# [Aim of the exercise]
Copy the entries without a single change. Pictures should be dropped.

[Start of Attachment]

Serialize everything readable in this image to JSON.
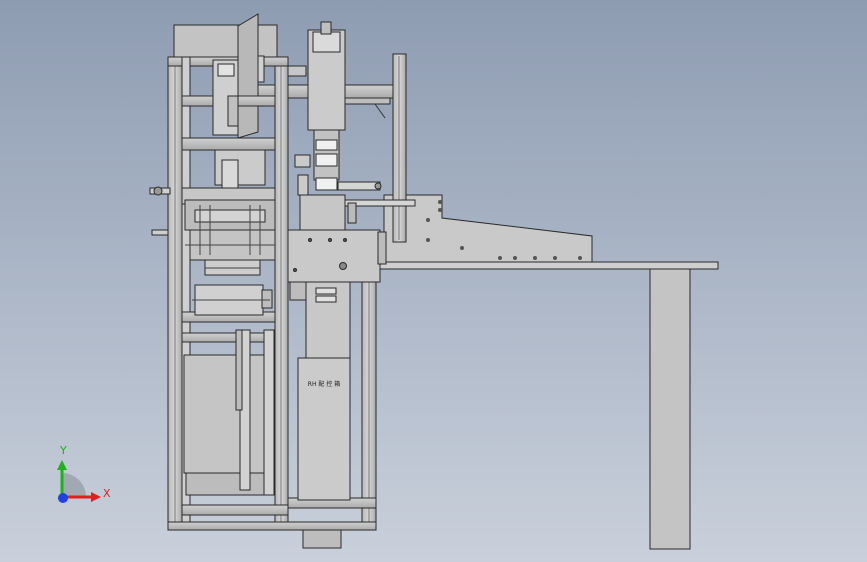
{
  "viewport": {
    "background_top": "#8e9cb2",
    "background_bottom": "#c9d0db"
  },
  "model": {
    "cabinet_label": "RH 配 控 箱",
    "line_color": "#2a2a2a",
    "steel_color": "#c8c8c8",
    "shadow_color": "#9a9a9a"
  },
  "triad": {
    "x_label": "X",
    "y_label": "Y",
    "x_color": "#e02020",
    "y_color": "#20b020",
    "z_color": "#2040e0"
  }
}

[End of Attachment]

# [Response box]
Serialize everything readable in this image to JSON.
{
  "viewport": {
    "background_top": "#8e9cb2",
    "background_bottom": "#c9d0db"
  },
  "model": {
    "cabinet_label": "RH 配 控 箱",
    "line_color": "#2a2a2a",
    "steel_color": "#c8c8c8",
    "shadow_color": "#9a9a9a"
  },
  "triad": {
    "x_label": "X",
    "y_label": "Y",
    "x_color": "#e02020",
    "y_color": "#20b020",
    "z_color": "#2040e0"
  }
}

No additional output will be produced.